Website and app data records:
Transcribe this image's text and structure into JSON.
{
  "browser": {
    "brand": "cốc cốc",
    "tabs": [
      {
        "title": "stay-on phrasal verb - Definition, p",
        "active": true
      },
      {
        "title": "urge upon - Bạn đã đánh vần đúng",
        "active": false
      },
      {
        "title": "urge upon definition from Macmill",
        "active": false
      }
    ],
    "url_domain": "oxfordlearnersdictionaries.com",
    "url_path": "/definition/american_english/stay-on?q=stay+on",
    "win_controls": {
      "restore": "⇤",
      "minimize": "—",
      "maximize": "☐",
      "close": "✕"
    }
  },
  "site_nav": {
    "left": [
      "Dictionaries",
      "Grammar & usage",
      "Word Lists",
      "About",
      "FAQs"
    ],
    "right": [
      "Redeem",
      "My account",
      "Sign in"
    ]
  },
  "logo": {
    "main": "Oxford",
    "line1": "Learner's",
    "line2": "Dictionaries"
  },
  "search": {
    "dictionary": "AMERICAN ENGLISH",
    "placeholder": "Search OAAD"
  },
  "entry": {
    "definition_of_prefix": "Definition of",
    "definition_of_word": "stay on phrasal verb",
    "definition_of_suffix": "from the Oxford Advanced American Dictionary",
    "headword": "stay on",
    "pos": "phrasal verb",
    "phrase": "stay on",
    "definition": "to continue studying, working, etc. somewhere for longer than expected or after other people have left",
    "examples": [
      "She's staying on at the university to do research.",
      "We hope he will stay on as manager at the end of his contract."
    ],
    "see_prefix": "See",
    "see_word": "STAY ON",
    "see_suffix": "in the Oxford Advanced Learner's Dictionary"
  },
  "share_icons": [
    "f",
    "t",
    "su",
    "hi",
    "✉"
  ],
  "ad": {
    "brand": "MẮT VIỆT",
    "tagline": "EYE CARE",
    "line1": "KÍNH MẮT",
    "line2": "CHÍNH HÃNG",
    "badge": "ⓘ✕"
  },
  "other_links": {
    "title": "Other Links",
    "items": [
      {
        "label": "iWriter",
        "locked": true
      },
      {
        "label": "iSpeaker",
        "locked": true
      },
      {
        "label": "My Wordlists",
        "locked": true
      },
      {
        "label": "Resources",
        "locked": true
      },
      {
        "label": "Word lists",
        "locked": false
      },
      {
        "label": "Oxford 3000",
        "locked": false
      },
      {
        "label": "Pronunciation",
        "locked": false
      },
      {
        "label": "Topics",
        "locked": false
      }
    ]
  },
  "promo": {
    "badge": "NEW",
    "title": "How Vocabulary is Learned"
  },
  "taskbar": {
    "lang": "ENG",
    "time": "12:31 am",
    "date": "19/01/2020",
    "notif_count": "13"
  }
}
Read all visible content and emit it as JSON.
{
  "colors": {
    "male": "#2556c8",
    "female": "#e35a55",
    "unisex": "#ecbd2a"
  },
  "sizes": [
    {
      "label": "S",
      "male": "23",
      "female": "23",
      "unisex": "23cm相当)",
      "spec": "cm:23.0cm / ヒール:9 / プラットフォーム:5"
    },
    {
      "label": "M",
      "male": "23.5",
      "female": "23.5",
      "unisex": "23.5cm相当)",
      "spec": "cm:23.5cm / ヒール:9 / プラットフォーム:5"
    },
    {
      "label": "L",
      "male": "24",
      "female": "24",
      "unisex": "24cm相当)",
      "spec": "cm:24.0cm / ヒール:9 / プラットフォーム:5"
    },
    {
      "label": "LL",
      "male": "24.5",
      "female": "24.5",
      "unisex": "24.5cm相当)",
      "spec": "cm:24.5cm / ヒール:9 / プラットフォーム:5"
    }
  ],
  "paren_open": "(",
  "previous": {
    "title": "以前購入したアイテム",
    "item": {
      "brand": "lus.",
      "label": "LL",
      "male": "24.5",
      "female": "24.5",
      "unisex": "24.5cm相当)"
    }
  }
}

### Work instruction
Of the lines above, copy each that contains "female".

### Response to the task
    "female": "#e35a55",
      "female": "23",
      "female": "23.5",
      "female": "24",
      "female": "24.5",
      "female": "24.5",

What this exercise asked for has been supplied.